Bits and pieces of his life are preserved temporarily in my own memory as half of the childless aunt-uncle team who laughed like Santa Claus, brought nice presents and couldn't quite wrap his mind around the fact that I had grown up and begun a family of my own.
The last time I saw him, he was a confused, dear old man who was lost in his own world, who "remembered" every so often in pseudo-lucidity that I and two "nice little girls," my daughters, were in the room.
As is characteristic of the disease, Uncle Bob was prone to wandering — both physically and mentally — in lands known only to him. He depended on my then 70-year-old aunt for personal daily care, without knowing that she was tending his needs. He grew to be a war hero, a hard worker, a family and civic model — and ended as a man who rarely recognized siblings or familiar touchstones of his own life.
Alzheimer's is just one (and probably the one most debilitating) of a collection of disabilities that are cognitive or intellectual in nature.
As our population ages and technology advances, young and old Americans with cognitive disabilities are growing in numbers, too. Babies with Down syndrome, who once lived abbreviated lives in isolation, are now growing and thriving as adults.
Children with autism, who would once have been institutionalized, are now receiving medical and therapeutic treatment to cope in our sometimes chaotic environments. Students who once were dismissed as stupid or lazy are getting help in many educational settings for what are instead differences in learning styles and attention.
In many ways, we can congratulate ourselves as a culture for the progress made in integrating people with intellectual disabilities, finding accommodations to improve their quality of life and simply valuing them as people among us. We see people with developmental disabilities holding jobs, participating in civic organizations, doing ordinary things like going to movies or baseball games.
We can laugh with and at the situations wrought by an intellectual disability in a movie like The Ringer, and we feel good about ourselves when we read about a little boy with a developmental disability who turns out to be a valued player on his soccer team or a high school senior with autism who, when put in the last basketball game of the season as a bit of charity by his coach, wows his team, his school and the nation with his unprecedented play.

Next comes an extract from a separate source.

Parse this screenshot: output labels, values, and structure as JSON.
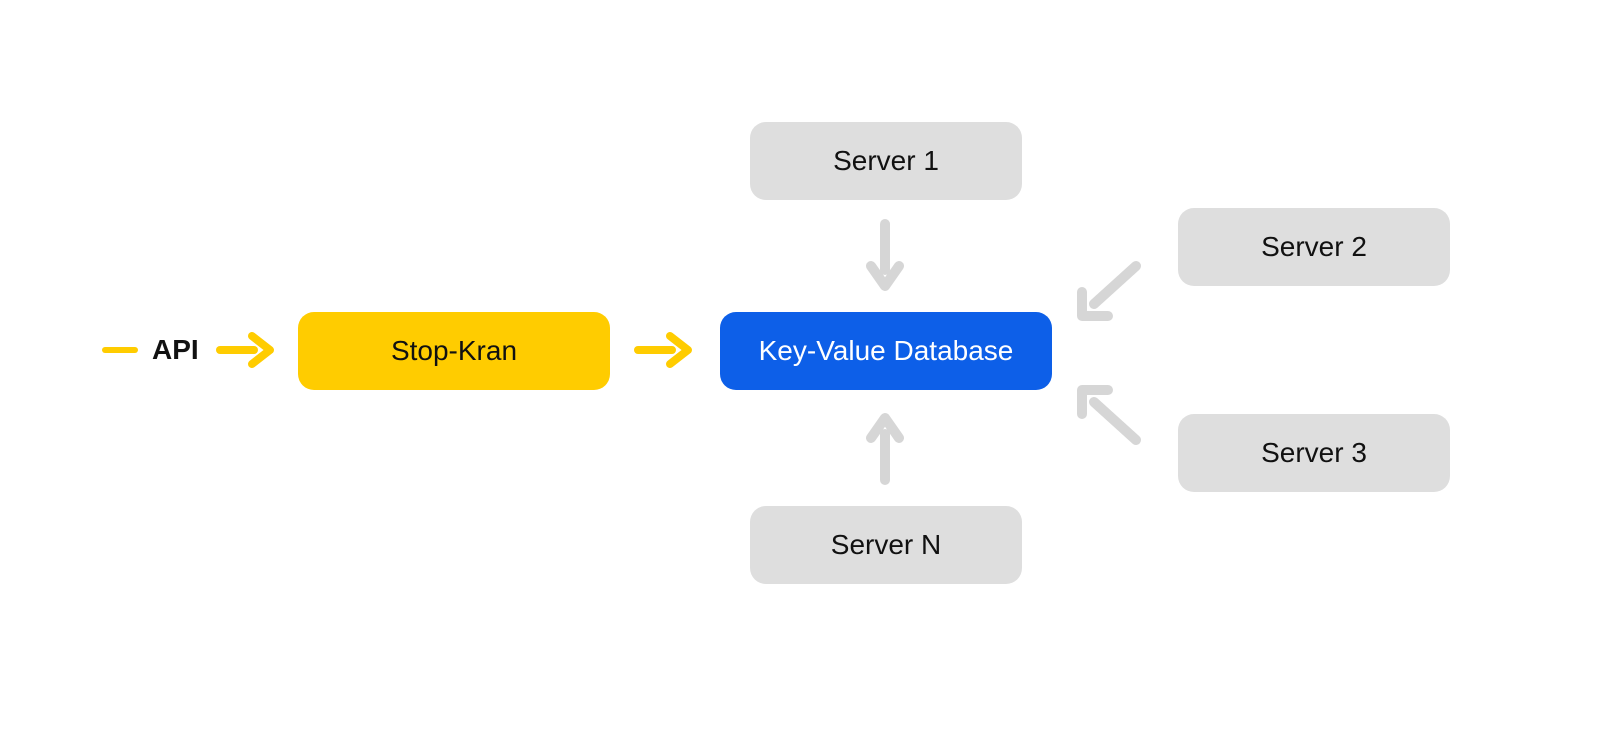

But when I hear a colleague, an otherwise delightful and generous person, saying repeatedly whenever she makes a mistake, "I must be retarded," it makes me shudder. It's a small thing, you say, but words convey attitudes, and we all know that the attitude weighing heavily in such a word is anything but positive. As the mom of a little girl with Down syndrome once wrote to me, "The problem with 'retarded' is that it has two definitions, a clinical one and a derogatory one, with a thin thread between the two."
There were words my Uncle Bob used all his life that we no longer hear. They were words used casually to refer to certain human beings in ways that were belittling, insulting, mean. There was "the N word" for African-Americans and some other mercifully almost never heard, negative racial epithets. There were words I can only categorize as "icky" that referenced women. It took time, but women and racial minorities have pretty much managed to hit the delete keys on negative labels, and now can usually expect to be written and spoken about in terms that convey dignity.

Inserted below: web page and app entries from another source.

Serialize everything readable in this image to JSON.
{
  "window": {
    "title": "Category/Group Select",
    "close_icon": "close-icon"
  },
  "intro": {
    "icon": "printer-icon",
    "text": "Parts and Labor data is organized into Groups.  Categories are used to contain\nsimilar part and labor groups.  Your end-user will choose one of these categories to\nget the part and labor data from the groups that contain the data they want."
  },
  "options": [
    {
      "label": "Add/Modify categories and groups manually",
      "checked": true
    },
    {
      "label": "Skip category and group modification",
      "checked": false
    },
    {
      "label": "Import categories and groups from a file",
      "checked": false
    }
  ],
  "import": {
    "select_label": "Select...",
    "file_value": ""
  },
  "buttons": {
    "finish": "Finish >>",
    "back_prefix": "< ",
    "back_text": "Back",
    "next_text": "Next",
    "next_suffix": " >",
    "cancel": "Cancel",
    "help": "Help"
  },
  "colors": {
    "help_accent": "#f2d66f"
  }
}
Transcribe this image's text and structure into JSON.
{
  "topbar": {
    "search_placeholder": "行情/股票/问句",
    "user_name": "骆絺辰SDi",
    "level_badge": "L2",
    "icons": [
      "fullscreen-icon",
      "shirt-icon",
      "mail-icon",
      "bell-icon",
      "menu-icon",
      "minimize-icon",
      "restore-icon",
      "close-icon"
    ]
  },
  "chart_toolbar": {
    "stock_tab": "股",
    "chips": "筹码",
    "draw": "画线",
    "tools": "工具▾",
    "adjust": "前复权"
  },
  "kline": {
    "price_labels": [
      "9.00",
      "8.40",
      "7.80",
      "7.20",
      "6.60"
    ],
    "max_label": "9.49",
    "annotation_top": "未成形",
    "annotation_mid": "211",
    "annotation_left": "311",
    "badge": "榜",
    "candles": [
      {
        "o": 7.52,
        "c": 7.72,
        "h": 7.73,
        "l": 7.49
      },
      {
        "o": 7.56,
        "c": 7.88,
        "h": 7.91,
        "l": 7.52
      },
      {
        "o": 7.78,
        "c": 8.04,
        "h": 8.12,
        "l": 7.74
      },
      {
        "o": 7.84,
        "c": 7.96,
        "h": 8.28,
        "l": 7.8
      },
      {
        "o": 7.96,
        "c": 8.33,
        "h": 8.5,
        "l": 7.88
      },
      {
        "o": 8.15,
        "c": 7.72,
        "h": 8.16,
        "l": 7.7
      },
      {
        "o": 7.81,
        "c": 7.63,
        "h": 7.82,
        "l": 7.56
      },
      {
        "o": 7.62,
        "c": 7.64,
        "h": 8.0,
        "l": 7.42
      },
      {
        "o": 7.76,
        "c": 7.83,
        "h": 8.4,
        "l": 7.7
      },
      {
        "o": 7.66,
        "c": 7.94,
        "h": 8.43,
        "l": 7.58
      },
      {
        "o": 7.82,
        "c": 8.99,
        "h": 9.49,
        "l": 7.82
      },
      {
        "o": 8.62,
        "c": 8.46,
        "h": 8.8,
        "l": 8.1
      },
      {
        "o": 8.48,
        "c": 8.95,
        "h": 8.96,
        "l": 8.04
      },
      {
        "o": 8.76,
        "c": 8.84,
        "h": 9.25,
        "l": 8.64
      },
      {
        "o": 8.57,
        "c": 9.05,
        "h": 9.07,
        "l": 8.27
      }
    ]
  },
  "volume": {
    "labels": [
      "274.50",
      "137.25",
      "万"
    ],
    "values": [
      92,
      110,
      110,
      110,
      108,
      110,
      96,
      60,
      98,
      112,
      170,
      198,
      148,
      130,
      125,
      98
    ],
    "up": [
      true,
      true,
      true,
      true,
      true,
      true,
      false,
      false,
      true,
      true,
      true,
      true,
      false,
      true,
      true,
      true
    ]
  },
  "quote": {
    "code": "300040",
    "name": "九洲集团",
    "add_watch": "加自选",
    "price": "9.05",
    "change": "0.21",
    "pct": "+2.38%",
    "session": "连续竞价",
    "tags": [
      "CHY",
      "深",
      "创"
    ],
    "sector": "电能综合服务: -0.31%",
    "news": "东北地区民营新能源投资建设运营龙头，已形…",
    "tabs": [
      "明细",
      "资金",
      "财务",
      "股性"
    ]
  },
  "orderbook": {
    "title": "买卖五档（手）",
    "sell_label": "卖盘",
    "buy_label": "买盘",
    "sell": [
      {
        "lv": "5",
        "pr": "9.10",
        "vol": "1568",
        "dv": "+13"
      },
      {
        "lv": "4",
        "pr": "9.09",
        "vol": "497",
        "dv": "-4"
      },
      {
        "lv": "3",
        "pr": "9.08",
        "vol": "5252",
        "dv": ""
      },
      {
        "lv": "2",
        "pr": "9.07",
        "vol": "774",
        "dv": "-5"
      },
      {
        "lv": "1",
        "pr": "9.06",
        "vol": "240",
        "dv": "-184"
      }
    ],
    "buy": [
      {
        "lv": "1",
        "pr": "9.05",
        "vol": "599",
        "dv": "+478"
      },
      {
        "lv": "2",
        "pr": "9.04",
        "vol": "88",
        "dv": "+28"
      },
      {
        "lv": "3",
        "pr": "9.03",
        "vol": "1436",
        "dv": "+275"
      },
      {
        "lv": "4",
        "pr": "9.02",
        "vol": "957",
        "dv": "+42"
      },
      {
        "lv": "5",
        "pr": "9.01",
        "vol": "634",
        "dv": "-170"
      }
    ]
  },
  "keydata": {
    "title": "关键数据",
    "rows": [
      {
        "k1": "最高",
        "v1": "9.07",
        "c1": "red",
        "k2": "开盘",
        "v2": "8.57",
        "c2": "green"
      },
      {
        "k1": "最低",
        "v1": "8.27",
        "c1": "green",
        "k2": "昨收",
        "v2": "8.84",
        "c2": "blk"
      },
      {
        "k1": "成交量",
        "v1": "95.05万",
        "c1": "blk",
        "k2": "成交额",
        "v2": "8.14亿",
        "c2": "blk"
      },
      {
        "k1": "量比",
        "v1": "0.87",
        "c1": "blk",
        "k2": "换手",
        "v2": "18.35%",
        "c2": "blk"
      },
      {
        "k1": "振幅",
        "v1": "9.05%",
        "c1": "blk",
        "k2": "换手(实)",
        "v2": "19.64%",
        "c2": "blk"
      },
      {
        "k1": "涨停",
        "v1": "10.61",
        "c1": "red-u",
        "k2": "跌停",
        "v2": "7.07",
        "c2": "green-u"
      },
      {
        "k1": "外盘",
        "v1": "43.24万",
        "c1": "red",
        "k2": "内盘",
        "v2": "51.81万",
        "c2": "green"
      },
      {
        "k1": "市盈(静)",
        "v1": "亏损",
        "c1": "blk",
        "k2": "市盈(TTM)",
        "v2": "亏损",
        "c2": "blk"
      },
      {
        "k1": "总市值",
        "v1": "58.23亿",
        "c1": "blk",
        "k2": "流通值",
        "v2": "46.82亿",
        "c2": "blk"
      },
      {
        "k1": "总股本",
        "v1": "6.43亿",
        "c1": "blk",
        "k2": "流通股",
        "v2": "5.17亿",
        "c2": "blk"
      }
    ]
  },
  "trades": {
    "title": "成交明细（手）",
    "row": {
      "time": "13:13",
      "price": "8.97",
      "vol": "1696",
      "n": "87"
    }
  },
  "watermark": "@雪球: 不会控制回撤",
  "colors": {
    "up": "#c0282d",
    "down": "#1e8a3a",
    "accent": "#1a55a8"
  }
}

Our words convey our attitudes, and our attitudes can be enlightened by our words.
If you want to do something good for people with disabilities — something that won't cost you any money or even time — watch your language. And teach your coworkers, friends, and kids to do the same.